It began with a small pinpoint of green at the tip of an otherwise brown stem. It was the shade of green that we associate with new life, bright, hopeful, and stretching to the sun in which it delights. I marveled in the truth of what I once thought dead, had life.
I do not have a green thumb. In fact, I cannot count the number of plants and flowers I have purchased from grocery stores, home improvement stores, and the occasional nursery. I carry these home and nurture them just as the instructions describe. They rarely survive my care. I do not understand and yet, I still hope.
I am always drawn to the beautiful orchids whose splendor is unmatched. I imagine these delicate flowers perched perilously on a thin tender stem as one of God’s favorite flower creations. Colors are magnificent and they catch my eye.
I love these beautiful plants because under my careful care (following the directions precisely) they last much longer than most. Then one by one these petals begin to fall, and I am aware that death must be near. Ultimately, I throw the plant away and keep the pot for my next attempt of growing a seedling.
One of these sad brown stems sits directly across from my desk. With a sigh, I walked over to it one day having seen its final wilted flower fall by its side. I picked it up and the small speck of green caught my eye. I chose to keep the orchid with its faint signs of life in my window. I did not touch it nor water it lest this spark of life be snuffed out by my not so green thumb.

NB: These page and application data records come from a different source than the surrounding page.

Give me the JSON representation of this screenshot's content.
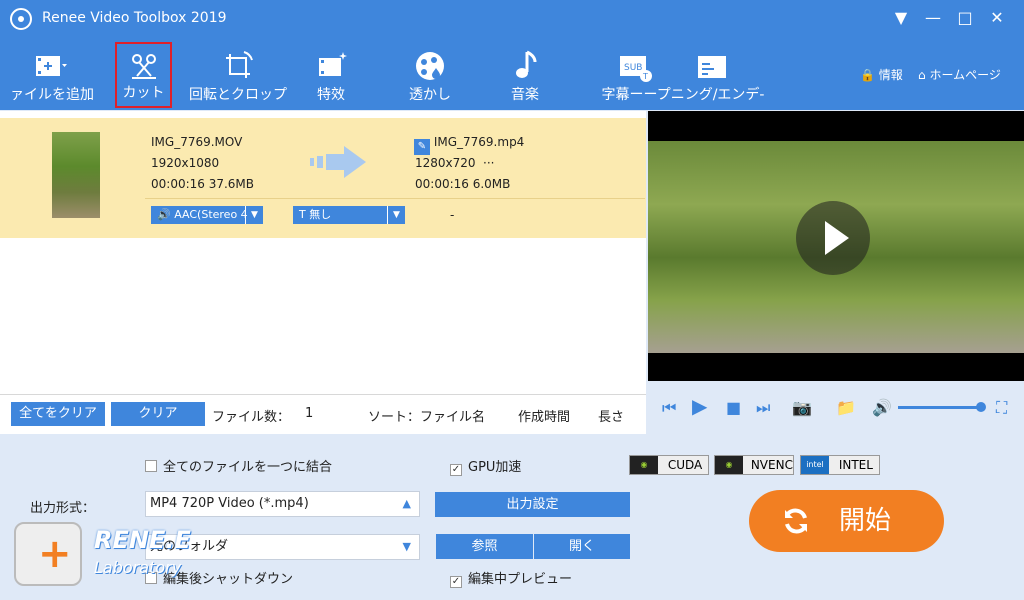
{
  "window": {
    "title": "Renee Video Toolbox 2019",
    "buttons": [
      "▼",
      "—",
      "□",
      "✕"
    ]
  },
  "toolbar": {
    "items": [
      {
        "label": "ァイルを追加",
        "icon": "add-file-icon"
      },
      {
        "label": "カット",
        "icon": "cut-icon"
      },
      {
        "label": "回転とクロップ",
        "icon": "crop-rotate-icon"
      },
      {
        "label": "特效",
        "icon": "effects-icon"
      },
      {
        "label": "透かし",
        "icon": "watermark-icon"
      },
      {
        "label": "音楽",
        "icon": "music-icon"
      },
      {
        "label": "字幕ーープニング/エンデ‐",
        "icon": "subtitle-icon"
      }
    ],
    "info_label": "情報",
    "home_label": "ホームページ"
  },
  "file": {
    "source_name": "IMG_7769.MOV",
    "source_res": "1920x1080",
    "source_meta": "00:00:16  37.6MB",
    "output_name": "IMG_7769.mp4",
    "output_res": "1280x720",
    "output_more": "···",
    "output_meta": "00:00:16  6.0MB",
    "audio_combo": "AAC(Stereo 4",
    "subtitle_combo": "無し",
    "dash": "-"
  },
  "listbar": {
    "clear_all": "全てをクリア",
    "clear": "クリア",
    "file_count_label": "ファイル数：",
    "file_count": "1",
    "sort_label": "ソート：ファイル名",
    "sort_created": "作成時間",
    "sort_length": "長さ"
  },
  "options": {
    "merge_label": "全てのファイルを一つに結合",
    "gpu_label": "GPU加速",
    "shutdown_label": "編集後シャットダウン",
    "preview_label": "編集中プレビュー",
    "gpu_badges": [
      "CUDA",
      "NVENC",
      "INTEL"
    ]
  },
  "output": {
    "format_label": "出力形式：",
    "format_value": "MP4 720P Video (*.mp4)",
    "settings_button": "出力設定",
    "folder_value": "元のフォルダ",
    "browse_button": "参照",
    "open_button": "開く"
  },
  "start_button": "開始",
  "brand": {
    "name": "RENE.E",
    "sub": "Laboratory"
  },
  "colors": {
    "accent": "#3f86dc",
    "start": "#f27f22",
    "row_highlight": "#fbeab0"
  }
}
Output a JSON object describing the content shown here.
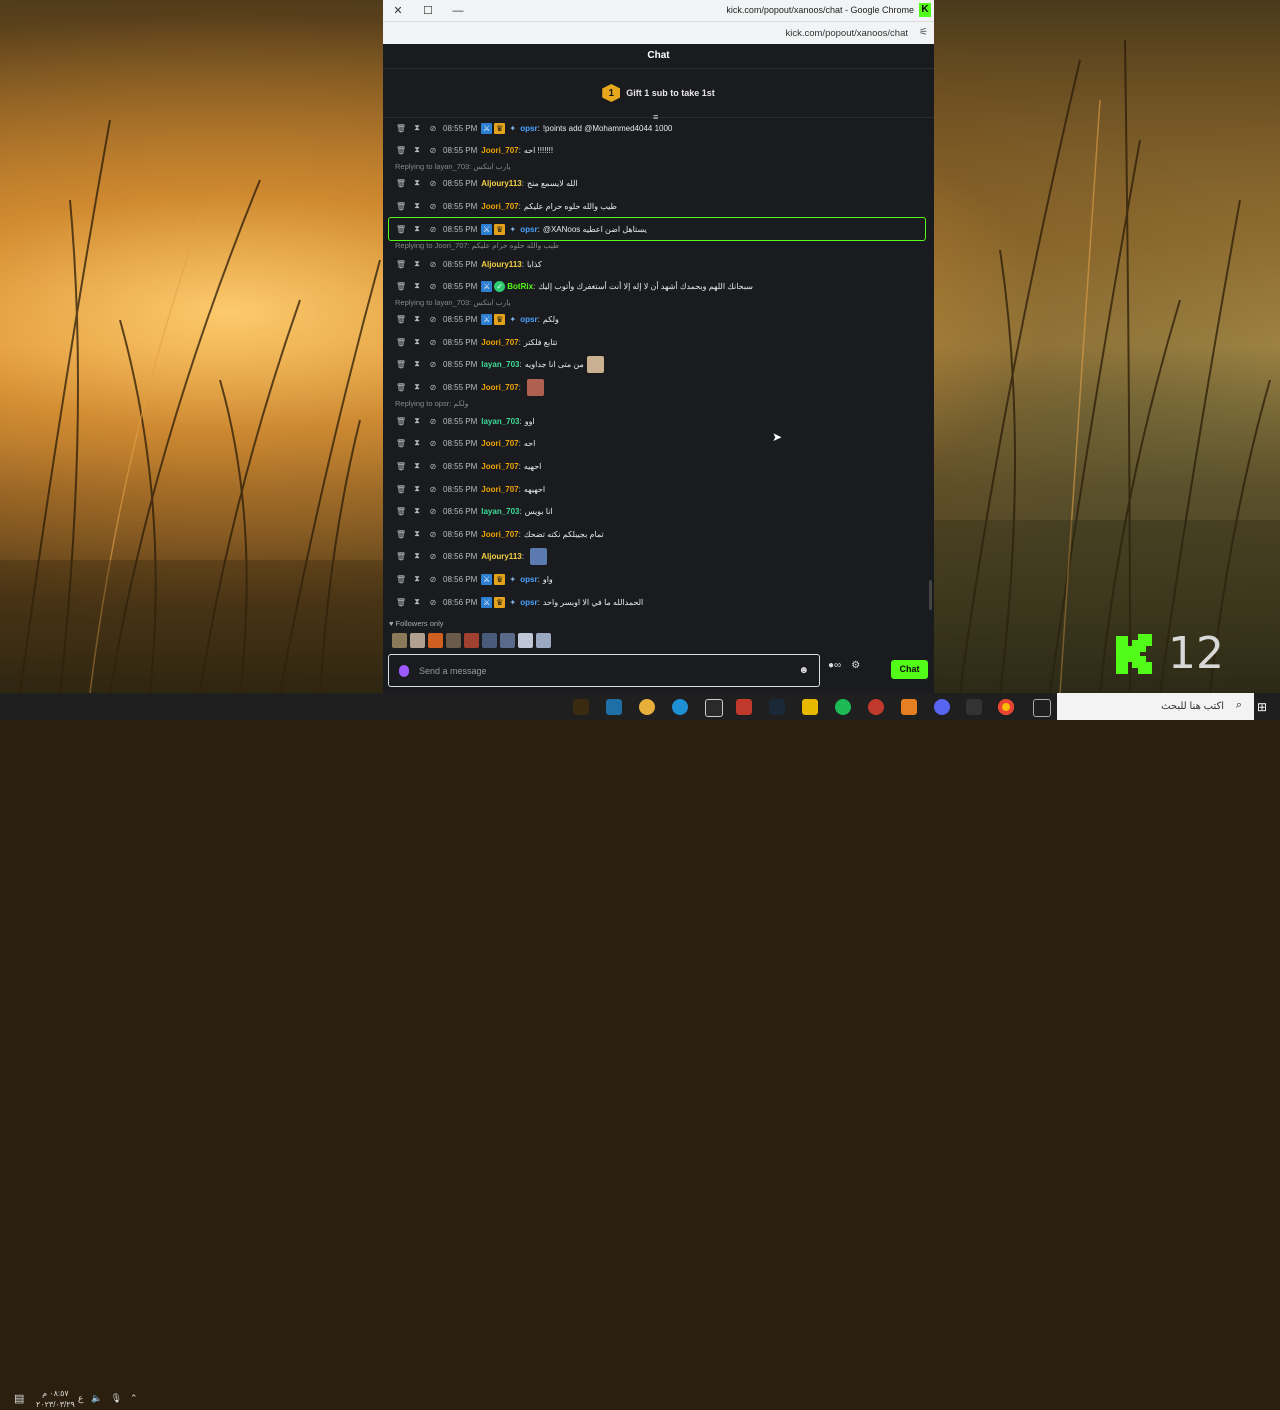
{
  "window": {
    "title": "kick.com/popout/xanoos/chat - Google Chrome",
    "url": "kick.com/popout/xanoos/chat",
    "chrome_badge": "K",
    "close": "✕",
    "maximize": "☐",
    "minimize": "—"
  },
  "chat": {
    "header": "Chat",
    "pinned_rank": "1",
    "pinned_text": "Gift 1 sub to take 1st",
    "followers_only": "Followers only",
    "input_placeholder": "Send a message",
    "chat_button": "Chat",
    "infinity": "∞"
  },
  "messages": [
    {
      "time": "08:55 PM",
      "user": "opsr",
      "color": "#4aa3ff",
      "badges": [
        "mod",
        "vip",
        "og"
      ],
      "text": "!points add @Mohammed4044 1000"
    },
    {
      "time": "08:55 PM",
      "user": "Joori_707",
      "color": "#f0a500",
      "badges": [],
      "text": "احه !!!!!!!"
    },
    {
      "reply": "Replying to layan_703: يارب ابتكس"
    },
    {
      "time": "08:55 PM",
      "user": "Aljoury113",
      "color": "#f5d142",
      "badges": [],
      "text": "الله لايسمع منج"
    },
    {
      "time": "08:55 PM",
      "user": "Joori_707",
      "color": "#f0a500",
      "badges": [],
      "text": "طيب والله حلوه حرام عليكم"
    },
    {
      "time": "08:55 PM",
      "user": "opsr",
      "color": "#4aa3ff",
      "badges": [
        "mod",
        "vip",
        "og"
      ],
      "text": "@XANoos يستاهل اضن اعطيه"
    },
    {
      "reply": "Replying to Joori_707: طيب والله حلوه حرام عليكم"
    },
    {
      "time": "08:55 PM",
      "user": "Aljoury113",
      "color": "#f5d142",
      "badges": [],
      "text": "كذابا"
    },
    {
      "time": "08:55 PM",
      "user": "BotRix",
      "color": "#53fc18",
      "badges": [
        "mod",
        "verified"
      ],
      "text": "سبحانك اللهم وبحمدك أشهد أن لا إله إلا أنت أستغفرك وأتوب إليك"
    },
    {
      "reply": "Replying to layan_703: يارب ابتكس"
    },
    {
      "time": "08:55 PM",
      "user": "opsr",
      "color": "#4aa3ff",
      "badges": [
        "mod",
        "vip",
        "og"
      ],
      "text": "ولكم"
    },
    {
      "time": "08:55 PM",
      "user": "Joori_707",
      "color": "#f0a500",
      "badges": [],
      "text": "تتابع فلكتر"
    },
    {
      "time": "08:55 PM",
      "user": "layan_703",
      "color": "#3ddc97",
      "badges": [],
      "text": "من متى انا جداويه",
      "emote": "emote-photo"
    },
    {
      "time": "08:55 PM",
      "user": "Joori_707",
      "color": "#f0a500",
      "badges": [],
      "text": "",
      "emote": "emote-face"
    },
    {
      "reply": "Replying to opsr: ولكم"
    },
    {
      "time": "08:55 PM",
      "user": "layan_703",
      "color": "#3ddc97",
      "badges": [],
      "text": "اوو"
    },
    {
      "time": "08:55 PM",
      "user": "Joori_707",
      "color": "#f0a500",
      "badges": [],
      "text": "احه"
    },
    {
      "time": "08:55 PM",
      "user": "Joori_707",
      "color": "#f0a500",
      "badges": [],
      "text": "احهيه"
    },
    {
      "time": "08:55 PM",
      "user": "Joori_707",
      "color": "#f0a500",
      "badges": [],
      "text": "احهيهه"
    },
    {
      "time": "08:56 PM",
      "user": "layan_703",
      "color": "#3ddc97",
      "badges": [],
      "text": "انا بويس"
    },
    {
      "time": "08:56 PM",
      "user": "Joori_707",
      "color": "#f0a500",
      "badges": [],
      "text": "تمام بجيبلكم نكته تضحك"
    },
    {
      "time": "08:56 PM",
      "user": "Aljoury113",
      "color": "#f5d142",
      "badges": [],
      "text": "",
      "emote": "emote-man"
    },
    {
      "time": "08:56 PM",
      "user": "opsr",
      "color": "#4aa3ff",
      "badges": [
        "mod",
        "vip",
        "og"
      ],
      "text": "واو"
    },
    {
      "time": "08:56 PM",
      "user": "opsr",
      "color": "#4aa3ff",
      "badges": [
        "mod",
        "vip",
        "og"
      ],
      "text": "الحمدالله ما في الا اوبسر واحد"
    }
  ],
  "taskbar": {
    "search_placeholder": "اكتب هنا للبحث",
    "time": "٠٨:٥٧ م",
    "date": "٢٠٢٣/٠٣/٢٩",
    "lang": "ع"
  },
  "desktop": {
    "overlay_number": "12"
  }
}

I look with wonder at the orchid each day. God’s majesty is revealed to me in the speck becoming a tender stem once again under His loving hand. This morning I gaze at three white flowers, petals joyful. They remind me of the moment when the perfect wind catches the sail, and it flutters then opens fully in response. Six buds wait expectantly with hope for their turn to delight.
As I reflect on this genesis of life from what seemed to be death, I am made aware of the parallel we are given through our own physical deaths. We reach an age when we recognize own mortality. We hope to experience a long, meaningful life.
However, when disease calls our name, our hopes change. We hope to be cured. When cure escapes us, we then hope for words such as remission, and stable. With each step towards the end of life our hopes change as our physical life wanes. Our old hopes fall away much like the orchid’s flowers dropping one by one.
This is the nature of our fallen world. Our bodies will one day appear as the brown stem of the orchid, lifeless and without worth. However, we have been given a gift which inspires hope even in our apparent death.
When the perishable has been clothed with the imperishable, and the mortal with immortality, then the saying that is written will come true: “Death has been swallowed up in victory.”
“Where, O death, is your victory?
Where, O death, is your sting?”
The sting of death is sin, and the power of sin is the law. But thanks be to God! He gives us the victory through our Lord Jesus Christ. 1 Cor 15:54-57.
I look again at the orchid’s new life and yet see, that there is a point of divergence between life and death. A portion of the stem has no color. Death is death and destruction is its destiny.
We each have an opportunity to choose hope until our very last breath. This is faith in a Savior that died for us so that we may one day be the orchid which unfurls its petals on the stem of life.
Jesus said to her,
“I am the resurrection and the life.
The one who believes in Me will live, even though they die.”
Our Creator God placed life amid apparent death in the orchid which shares its beauty with me each day. He places life, eternal life, in our souls through the loving sacrifice of our Savior, Jesus Christ. This is the hope which surpasses all hopes. It is the hope for our best death which is in fact life. Death is no longer our fate.